Castles made of Sand

“And so castles made of sand fall in the sea, eventually.” -Jimi Hendrix

“Real friends are very special, but you have to be careful because sometimes you have a friend and you think they are made of rock, then suddenly you realise they're only made of sand.” -Maria Callas

“He who, having lost one ideal, refuses to give his heart and soul to another and nobler, is like a man who declines to build a house on rock because the wind and rain ruined his house on the sand.” -Constance Naden

“Laws are sand, customs are rock. Laws can be evaded and punishment escaped, but an openly transgressed custom brings sure punishment.” -Mark Twain

“Therefore everyone who hears these words of mine and puts them into practice is like a wise man who built his house on the rock.” -Jesus of Nazareth

They Raise Me Up

Had lunch with a great friend this week and found myself talking about Pat Robertson's advice to a caller about what a spouse of an Alzheimer's patient should do. I told him that I thought that his advice was pragmatic but did not call me up to a higher level of living. I wondered what people would have said if Robertson had said something that inspired them to rise above their fleshly passions and embrace a higher calling to love in a sacrificial way.

It got me thinking today about the inspirational refrain from that song made famous by Josh Groban titled You Raise Me Up:
You raise me up, so I can stand on mountains;
You raise me up, to walk on stormy seas;
I am strong, when I am on your shoulders;
You raise me up... To more than I can be.
When I think about this I remember people who have raised us all up by their examples. Here are a few modern day people who have inspired me and raised me up:
  • My Dad taught me by example about kindness. His legacy to me was the call to being a kind and gentle man. When I think of him I am called higher to lead a life of dignity and quiet service to my family and my friends.
  • Eustacia Cutler who said no to the professionals who advised her to institutionalize her young autistic daughter. When I think of the success of her daughter, Dr Temple Grandin, I am called to a higher level of parenting and commitment.
  • Martin Luther King, Jr who preached a different kind of reform than others who had a more violent ilk. When I think about the courageous actions of Dr King I am called to a higher level of dialog with those who disagree with me.
  • Eric Liddel who said no to powerful British officials who compelled him to violate his conscience and run in the Olympic Games on a Sunday. When I am tempted I am called higher to a higher level of conscience and conviction when I remember Eric.
  • My wife Ann who demonstrates each day to me what it means to be an overcomer. When I get weary and want to throw in the towel Ann's tenacity and discipline calls me higher and inspires me to greater love and greater faith.
These are just a few. I could name many more who inspire me to be a better human being. Who are the people that call you higher? Who are the ones that raise you up?

Saturday Evening Blog Post

If you blog then you might be interested in being a part of the Saturday Evening Blog Post that is featuring favorite posts from September. Just click here and join in.
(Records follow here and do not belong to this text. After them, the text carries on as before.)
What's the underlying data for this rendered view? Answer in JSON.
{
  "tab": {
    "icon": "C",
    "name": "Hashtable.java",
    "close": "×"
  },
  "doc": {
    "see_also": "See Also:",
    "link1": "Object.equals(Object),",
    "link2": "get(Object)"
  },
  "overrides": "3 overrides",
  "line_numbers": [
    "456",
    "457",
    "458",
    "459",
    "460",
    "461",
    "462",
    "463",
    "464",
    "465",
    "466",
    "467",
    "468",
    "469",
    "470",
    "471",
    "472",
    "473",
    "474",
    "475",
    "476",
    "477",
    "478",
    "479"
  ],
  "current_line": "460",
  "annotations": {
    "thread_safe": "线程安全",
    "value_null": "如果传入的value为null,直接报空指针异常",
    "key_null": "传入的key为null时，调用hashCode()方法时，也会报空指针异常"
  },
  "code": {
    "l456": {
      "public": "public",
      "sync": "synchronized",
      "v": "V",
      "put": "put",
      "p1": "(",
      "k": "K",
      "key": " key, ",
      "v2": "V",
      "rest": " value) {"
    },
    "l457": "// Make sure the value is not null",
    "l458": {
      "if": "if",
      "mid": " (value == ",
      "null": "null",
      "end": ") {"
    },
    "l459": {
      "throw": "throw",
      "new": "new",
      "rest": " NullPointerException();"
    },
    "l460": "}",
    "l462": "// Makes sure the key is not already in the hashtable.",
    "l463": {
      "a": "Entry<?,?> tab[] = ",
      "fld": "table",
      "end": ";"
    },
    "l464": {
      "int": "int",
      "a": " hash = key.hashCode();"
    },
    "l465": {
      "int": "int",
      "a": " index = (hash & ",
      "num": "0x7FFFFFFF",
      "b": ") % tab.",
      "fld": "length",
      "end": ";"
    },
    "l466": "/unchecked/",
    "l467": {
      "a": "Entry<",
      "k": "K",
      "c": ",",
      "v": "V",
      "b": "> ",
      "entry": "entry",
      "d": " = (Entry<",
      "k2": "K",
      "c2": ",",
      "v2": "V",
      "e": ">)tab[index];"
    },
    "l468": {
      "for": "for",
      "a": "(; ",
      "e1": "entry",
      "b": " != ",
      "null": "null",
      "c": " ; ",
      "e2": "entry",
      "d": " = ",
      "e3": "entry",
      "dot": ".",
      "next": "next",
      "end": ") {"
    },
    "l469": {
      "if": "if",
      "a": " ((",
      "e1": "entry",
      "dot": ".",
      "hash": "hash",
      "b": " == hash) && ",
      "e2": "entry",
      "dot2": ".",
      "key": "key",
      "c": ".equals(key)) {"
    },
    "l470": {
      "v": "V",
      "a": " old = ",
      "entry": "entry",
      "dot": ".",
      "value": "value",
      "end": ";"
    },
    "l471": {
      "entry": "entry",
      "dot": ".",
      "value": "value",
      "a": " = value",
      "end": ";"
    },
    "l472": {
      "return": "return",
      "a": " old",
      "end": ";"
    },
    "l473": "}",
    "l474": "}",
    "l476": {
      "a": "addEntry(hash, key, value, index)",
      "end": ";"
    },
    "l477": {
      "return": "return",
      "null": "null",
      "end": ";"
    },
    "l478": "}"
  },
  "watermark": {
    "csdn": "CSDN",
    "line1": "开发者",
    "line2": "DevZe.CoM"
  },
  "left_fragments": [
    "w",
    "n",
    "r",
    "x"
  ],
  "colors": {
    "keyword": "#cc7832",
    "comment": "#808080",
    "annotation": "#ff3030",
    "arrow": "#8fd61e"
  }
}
This month I am featuring the my controversial post titled "Are all humans immortal?" Greeks say yes. I say no.

October, Cancer, Violence, Popcorn and Dogs

Did you know that October has been celebrated as National Popcorn Poppin’ Month since Secretary of Agriculture Dan Glickman proclaimed it in 1999. October is also Breast Cancer Awareness Month, Domestic Violence Awareness Month and National Adopt a Dog Month. What is the purpose of awareness months?

Do you think that months such as these really raise the awareness of breast cancer and domestic violence? Two members of my family are currently fighting cancer so I hope it does. Yet is it possible that people really eat more popcorn and adopt more dogs because of months like this? Color me perplexed? Maybe I am simply immune to stuff like this?

What do you think? Does awareness months educate you or motivate you to action?